%%
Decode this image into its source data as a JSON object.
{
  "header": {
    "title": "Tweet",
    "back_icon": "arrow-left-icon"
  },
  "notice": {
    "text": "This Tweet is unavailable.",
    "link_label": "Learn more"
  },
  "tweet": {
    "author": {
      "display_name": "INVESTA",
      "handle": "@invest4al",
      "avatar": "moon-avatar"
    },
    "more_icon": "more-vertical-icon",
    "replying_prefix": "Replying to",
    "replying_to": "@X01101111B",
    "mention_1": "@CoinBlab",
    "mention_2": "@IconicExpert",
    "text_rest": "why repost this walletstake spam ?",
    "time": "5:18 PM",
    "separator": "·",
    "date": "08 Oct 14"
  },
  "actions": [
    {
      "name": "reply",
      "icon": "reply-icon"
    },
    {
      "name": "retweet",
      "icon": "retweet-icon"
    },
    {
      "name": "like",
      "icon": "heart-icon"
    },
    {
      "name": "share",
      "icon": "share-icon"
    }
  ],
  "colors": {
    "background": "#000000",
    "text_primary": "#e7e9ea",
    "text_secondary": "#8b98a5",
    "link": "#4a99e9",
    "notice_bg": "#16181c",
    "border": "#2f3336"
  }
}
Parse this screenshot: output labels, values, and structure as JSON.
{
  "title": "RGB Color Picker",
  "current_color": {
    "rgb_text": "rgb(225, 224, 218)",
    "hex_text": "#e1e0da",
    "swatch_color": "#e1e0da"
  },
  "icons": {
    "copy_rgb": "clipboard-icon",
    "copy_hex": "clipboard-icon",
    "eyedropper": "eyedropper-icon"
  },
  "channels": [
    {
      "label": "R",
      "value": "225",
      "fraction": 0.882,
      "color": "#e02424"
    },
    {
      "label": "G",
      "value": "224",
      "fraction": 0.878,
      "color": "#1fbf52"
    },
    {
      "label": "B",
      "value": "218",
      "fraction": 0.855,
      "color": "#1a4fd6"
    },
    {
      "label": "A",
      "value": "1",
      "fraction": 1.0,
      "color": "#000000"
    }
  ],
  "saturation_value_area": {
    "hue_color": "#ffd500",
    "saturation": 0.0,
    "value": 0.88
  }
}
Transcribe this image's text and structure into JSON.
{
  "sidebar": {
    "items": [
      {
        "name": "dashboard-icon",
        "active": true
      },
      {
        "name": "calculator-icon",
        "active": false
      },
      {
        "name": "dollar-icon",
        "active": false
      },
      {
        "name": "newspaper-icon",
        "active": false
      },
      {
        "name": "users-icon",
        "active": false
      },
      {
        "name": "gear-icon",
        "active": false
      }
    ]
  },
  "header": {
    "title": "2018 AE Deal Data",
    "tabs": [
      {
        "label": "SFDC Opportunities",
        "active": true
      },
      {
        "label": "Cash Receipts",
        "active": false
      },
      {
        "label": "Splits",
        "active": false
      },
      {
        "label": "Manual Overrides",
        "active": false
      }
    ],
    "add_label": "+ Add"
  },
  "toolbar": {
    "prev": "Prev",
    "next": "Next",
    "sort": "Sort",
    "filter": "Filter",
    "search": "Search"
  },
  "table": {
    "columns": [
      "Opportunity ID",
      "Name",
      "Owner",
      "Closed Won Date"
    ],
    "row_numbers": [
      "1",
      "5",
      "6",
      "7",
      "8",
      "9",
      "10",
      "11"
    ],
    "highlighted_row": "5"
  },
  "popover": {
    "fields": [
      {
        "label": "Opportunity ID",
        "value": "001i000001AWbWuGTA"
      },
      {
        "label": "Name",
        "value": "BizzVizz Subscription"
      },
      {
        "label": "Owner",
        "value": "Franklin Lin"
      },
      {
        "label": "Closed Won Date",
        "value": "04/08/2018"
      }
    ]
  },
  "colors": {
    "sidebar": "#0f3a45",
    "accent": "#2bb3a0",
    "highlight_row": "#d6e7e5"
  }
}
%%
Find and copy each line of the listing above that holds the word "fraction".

      "fraction": 0.882,
      "fraction": 0.878,
      "fraction": 0.855,
      "fraction": 1.0,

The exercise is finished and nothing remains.